Every morning, Ukpik sneaks out of her bed very early to play with her new, nameless puppy. She tries to think of a suitable name but can't find one. Meanwhile, a visitor from the south arrives and introduces Ukpik's family to cutlery. She is excited to learn how to use the knives, forks and spoons. At the same time, she worries that using the implements might be the prologue to giving up their old ways, and that means everything could change.

The story shows Ukpik's journey as she discovers that while many things change, the love for her home and family remains constant. After this revelation, Ukpik is finally inspired to name her puppy Uummat, meaning heart, or loved one.

Majella Atkinson, OCT, is a Grade 8 teacher at St. Pius X School in Toronto.

Una Huna? What is This?, Inhabit Media, Iqaluit, 2018, hardcover, ISBN 978-1-77227-226-0, 36 pages, $16.95, inhabitmedia.com


Photo of a book cover of 'We Contain Multitudes.' The cover is an illlustration of two people lying on their backs on the ground.

We Contain Multitudes

By Sarah Henstra

We Contain Multitudes is a provocative and eloquent portrait of a friendship between two unlikely teenaged boys.

Adam is a quiet giant, repeating his senior year of high school. He's a former football player and gets into his fair share of fights. Jonathan is a quirky and fiercely intelligent sophomore with a love for vintage clothes and poetry.

Paired together by an earnest English teacher's assignment, the novel is structured as an exchange of weekly hand-written letters between the boys. The letters start off reluctantly with the telling of their daily lives.

At first, they don't have much to talk about. But over time, they become more honest and revealing. Each realizes there's more to the other than meets the eye. What begins as a school project transforms into a complex story of friendship, love and secrets.

Henstra, winner of the 2018 Governor General's Literary Award, touches on many topics and themes real to teens today including bullying, siblings and family issues, peer pressure, friendship, homophobia, sexuality and more. The novel offers plenty to talk about.

Janet Cottreau, OCT, is the executive director of a family camp outside the Ottawa area.
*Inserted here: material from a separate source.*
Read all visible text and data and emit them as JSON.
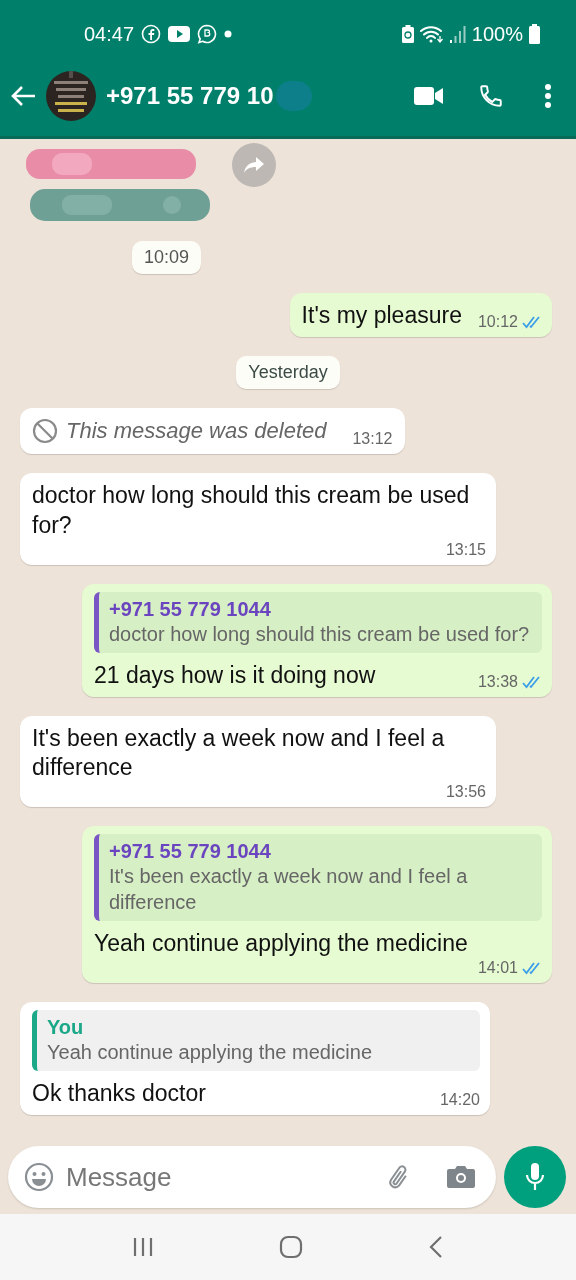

We Contain Multitudes, Penquin Teen, an imprint of Penguin Random House Canada Young Readers, Toronto, 2019, ISBN 978-0-7352-6421-2, hardcover, 384 pages, $22.99, penguin.ca